Segment Start: Data shown

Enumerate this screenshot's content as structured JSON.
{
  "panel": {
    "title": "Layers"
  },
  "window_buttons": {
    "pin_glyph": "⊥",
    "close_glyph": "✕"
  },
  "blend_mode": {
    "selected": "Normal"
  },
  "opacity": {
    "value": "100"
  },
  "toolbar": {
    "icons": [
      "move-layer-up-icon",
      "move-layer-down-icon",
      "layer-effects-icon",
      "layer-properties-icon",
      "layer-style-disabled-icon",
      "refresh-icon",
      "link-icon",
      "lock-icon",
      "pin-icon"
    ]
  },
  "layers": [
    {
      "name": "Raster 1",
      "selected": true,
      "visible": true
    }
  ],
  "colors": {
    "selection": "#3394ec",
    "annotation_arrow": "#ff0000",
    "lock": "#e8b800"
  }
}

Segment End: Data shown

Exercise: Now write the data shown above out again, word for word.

Exercise output:
Enumerate this screenshot's content as structured JSON.
{
  "panel": {
    "title": "Layers"
  },
  "window_buttons": {
    "pin_glyph": "⊥",
    "close_glyph": "✕"
  },
  "blend_mode": {
    "selected": "Normal"
  },
  "opacity": {
    "value": "100"
  },
  "toolbar": {
    "icons": [
      "move-layer-up-icon",
      "move-layer-down-icon",
      "layer-effects-icon",
      "layer-properties-icon",
      "layer-style-disabled-icon",
      "refresh-icon",
      "link-icon",
      "lock-icon",
      "pin-icon"
    ]
  },
  "layers": [
    {
      "name": "Raster 1",
      "selected": true,
      "visible": true
    }
  ],
  "colors": {
    "selection": "#3394ec",
    "annotation_arrow": "#ff0000",
    "lock": "#e8b800"
  }
}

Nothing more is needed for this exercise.